Less than three years ago, the Indianapolis Colts were just one game away from the Super Bowl, with one of the NFL’s best young quarterbacks under center and a beloved coach on the sideline.
Chuck Pagano took over a 2-14 team, beat leukemia and won 11 games in both of his first two seasons, and here they stood, just below the NFL’s mountaintop. Few coaches are ever so fortunate. Pagano had the city behind him, Andrew Luck at quarterback and the NFL’s easiest division to navigate. He and the Colts were set for the next decade.
And then, it all fell apart overnight. It’s remarkable, really, how quickly things crumbled: Luck’s shoulder. The front office’s plans. Pagano’s credibility. In a matter of two catastrophic years, the Colts went from perennial playoff contender to leading candidate for the No. 1 pick, and on Sunday, they’ll kick off as home underdogs against the visiting Browns, who’ve won just four of their last 30 and haven’t been road favorites since October 2014, when the Colts were last on course for the AFC title game.
After two weeks of the NFL season, it is natural to overreact. Firing a coach at 0-3, just like anointing a Super Bowl winner at 3-0, is usually misguided. Three games, even in a 16-game season, just isn’t enough of a sample size to make any iron-clad conclusions about anything.
But when it comes to the raging dumpster fire of mismanagement that is the Indianapolis Colts, we can make an exception. Because I’ve seen enough to say that Chuck Pagano should be coaching for his job this weekend.
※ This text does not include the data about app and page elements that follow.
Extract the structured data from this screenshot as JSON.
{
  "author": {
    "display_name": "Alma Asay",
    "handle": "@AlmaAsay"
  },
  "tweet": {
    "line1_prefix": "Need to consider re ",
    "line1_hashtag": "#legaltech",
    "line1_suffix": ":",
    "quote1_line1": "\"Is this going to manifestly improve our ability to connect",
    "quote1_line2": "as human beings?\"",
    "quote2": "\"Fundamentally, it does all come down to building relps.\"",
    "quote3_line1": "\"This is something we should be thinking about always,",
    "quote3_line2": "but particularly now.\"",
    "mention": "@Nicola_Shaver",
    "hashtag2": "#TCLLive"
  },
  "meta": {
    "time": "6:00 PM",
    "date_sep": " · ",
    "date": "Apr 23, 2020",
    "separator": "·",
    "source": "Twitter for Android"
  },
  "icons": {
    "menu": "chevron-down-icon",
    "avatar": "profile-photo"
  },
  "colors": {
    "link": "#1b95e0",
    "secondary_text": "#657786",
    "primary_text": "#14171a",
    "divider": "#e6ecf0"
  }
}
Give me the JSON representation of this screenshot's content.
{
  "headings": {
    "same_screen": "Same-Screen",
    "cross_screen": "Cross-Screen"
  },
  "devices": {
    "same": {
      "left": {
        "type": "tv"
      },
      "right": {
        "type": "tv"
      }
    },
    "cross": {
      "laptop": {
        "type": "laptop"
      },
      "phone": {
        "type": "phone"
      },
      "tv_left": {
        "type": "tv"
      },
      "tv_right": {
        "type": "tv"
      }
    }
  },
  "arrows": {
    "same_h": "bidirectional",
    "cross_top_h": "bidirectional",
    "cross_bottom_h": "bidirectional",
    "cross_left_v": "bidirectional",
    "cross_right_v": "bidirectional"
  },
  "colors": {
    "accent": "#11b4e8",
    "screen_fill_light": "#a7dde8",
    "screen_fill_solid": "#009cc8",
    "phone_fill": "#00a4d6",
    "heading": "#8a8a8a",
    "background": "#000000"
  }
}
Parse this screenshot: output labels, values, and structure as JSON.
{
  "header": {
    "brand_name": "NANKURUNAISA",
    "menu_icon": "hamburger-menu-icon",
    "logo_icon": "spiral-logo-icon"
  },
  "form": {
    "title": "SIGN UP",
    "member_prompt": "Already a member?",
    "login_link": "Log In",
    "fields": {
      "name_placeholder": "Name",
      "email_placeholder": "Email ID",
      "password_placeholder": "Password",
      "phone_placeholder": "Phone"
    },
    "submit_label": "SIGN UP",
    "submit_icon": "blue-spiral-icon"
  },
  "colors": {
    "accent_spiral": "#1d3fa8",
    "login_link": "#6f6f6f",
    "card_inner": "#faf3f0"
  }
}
Luck’s absence is the simple explanation for the Colts’ downfall, even though their issues are rooted far deeper than that. After Luck had surgery on his shoulder in January, the Colts have been unnecessarily cryptic about his status while also refusing to sign a capable backup. When the season rolled around and Luck was unable to go, the Colts were left with Scott Tolzien, a quarterback more suited for work as an insurance agent in Bloomington than helming an offense against the Rams.
The results have been predictably disastrous since. The Colts’ plans, for the better part of two decades, have revolved around their elite quarterback being healthy. And without Luck, their total lack of a plan otherwise has been dutifully exposed. The defense, which Pagano was known for, is now a league-wide punchline. The Rams stomped them for 46 points in Week 1 — so thoroughly, in fact, that Pagano forgot which team had…